Rev. Amy Gopp responds to her calling to the work of Christ by serving as a global activist and peacemaker — one who through dynamic preaching and creative teaching urges God’s people to engage in compassionate service that imbues hope and empowerment for all. An ordained minister of the Christian Church (Disciples of Christ), Gopp currently serves as the Senior Pastor at Kent United Church of Christ in Kent, Ohio. Amy is the author of numerous articles and is a consistent contributor to ecumenical publications. She is also co-editor of Split Ticket: Independent Faith in a Time of Partisan Politics and the forthcoming Help and Hope: Disaster Preparedness and Response Tools for Congregations. She serves on the board of directors of IMA World Health and is a founding member of the We Will Speak Out U.S. campaign to end sexual and gender-based violence.
Posts By This Author
Faith Communities Must Do Better When Survivors Seek Help
In the midst of the Time’s Up movement, we agree that now is the time for equality and to end sexual and gender-based violence once and for all. While the entertainment industry is doing a great job of raising awareness, other groups need to step up and enact change. A critical group that must be involved is the faith community.
If We Cut VAWA, Domestic Violence Responders Can't Do Their Jobs
“If you take one city alone, like Dallas — without including the surrounding areas — in any given month anywhere from 639 to 1199 people are turned away from emergency services because we don’t have enough funding now,” Sim said.
“Imagine how much worse it would be if we lose funding from VAWA in the future. Right now we still can’t do enough and that is with VAWA funding. Our crisis partner support will be impacted severely and I fear we would see shelters close.”
How Long, O Lord?
I can still see in my mind’s eye the vibrantly colored wraps draping the hundreds of displaced women I met at Joborona Camp in Northern Sudan. The stories they told, of blazing huts in Southern Sudan and their men burning alive inside; of their boys forced to fight and kill at ages as young as six or seven; and of their girls taken and forced into sexual slavery seemed impossible to be true. Yet I heard them again and again.
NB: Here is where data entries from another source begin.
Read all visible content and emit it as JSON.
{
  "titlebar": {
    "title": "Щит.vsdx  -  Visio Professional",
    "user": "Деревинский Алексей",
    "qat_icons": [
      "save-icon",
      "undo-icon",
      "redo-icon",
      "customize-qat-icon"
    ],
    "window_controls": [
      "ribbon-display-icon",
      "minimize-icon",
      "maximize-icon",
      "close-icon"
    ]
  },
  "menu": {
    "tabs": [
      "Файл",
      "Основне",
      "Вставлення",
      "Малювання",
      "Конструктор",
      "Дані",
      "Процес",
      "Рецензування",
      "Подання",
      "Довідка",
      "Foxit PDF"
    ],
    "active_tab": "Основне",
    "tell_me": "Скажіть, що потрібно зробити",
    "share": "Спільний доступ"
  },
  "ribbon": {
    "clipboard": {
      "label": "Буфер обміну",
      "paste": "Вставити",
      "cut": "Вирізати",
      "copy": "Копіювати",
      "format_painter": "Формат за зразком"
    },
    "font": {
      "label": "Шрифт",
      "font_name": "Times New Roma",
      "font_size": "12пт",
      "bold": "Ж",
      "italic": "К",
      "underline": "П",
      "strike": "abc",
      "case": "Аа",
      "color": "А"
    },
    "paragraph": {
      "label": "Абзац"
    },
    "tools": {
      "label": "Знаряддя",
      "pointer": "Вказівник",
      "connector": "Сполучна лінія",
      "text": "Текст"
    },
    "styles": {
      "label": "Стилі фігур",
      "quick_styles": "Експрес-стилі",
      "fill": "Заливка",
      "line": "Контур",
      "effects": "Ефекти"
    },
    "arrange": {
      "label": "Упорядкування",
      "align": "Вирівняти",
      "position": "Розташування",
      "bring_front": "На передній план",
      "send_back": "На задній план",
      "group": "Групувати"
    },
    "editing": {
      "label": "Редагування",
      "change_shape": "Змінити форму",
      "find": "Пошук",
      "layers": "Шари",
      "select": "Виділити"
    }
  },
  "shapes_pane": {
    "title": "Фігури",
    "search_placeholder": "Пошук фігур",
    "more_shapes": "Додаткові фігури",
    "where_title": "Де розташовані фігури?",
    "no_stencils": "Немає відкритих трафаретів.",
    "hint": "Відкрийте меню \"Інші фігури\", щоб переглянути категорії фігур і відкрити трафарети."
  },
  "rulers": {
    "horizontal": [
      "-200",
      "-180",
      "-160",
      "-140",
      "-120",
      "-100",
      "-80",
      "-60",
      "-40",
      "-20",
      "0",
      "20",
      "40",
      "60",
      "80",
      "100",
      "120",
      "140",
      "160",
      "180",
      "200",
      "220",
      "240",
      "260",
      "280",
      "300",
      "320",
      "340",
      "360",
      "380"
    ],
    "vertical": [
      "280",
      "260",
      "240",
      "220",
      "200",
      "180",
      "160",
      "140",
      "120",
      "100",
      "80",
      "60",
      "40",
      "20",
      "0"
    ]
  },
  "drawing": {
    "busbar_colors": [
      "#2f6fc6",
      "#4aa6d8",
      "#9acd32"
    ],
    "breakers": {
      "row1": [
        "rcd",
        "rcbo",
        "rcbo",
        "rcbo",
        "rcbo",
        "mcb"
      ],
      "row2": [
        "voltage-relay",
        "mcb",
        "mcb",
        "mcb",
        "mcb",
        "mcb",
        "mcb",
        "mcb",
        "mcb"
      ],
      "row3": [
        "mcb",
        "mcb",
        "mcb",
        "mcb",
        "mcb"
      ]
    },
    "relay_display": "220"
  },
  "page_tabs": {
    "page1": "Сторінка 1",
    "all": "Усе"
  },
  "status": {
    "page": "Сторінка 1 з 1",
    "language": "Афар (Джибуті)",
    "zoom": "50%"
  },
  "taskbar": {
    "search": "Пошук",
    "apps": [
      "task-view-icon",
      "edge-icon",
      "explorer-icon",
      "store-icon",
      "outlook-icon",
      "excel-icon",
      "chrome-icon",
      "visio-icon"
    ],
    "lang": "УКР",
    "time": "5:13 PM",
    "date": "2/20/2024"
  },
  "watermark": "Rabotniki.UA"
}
And if these stories weren’t horrific enough, it was the stories the women chose not to share that haunt me the most. Their empty eyes and void expressions told me all I needed to know.
I know empty eyes. I have gazed into them in Bosnia and Croatia. I remember Rwanda, Sierra Leone, and Liberia. I have witnessed them in the Democratic Republic of the Congo — where it is believed that one million girls and women have stories to tell of the gender-based violence they have endured. I have been confronted by the eyes of our sisters from Darfur, who risk their dignity, their bodies, and in some cases their very lives by leaving their refugee camps to collect firewood for their small cooking stoves (those who are lucky enough to have one). It is in the bush, often, that they are victims of sexual and gender-based violence. These are the countless women who risk being raped so their children can eat.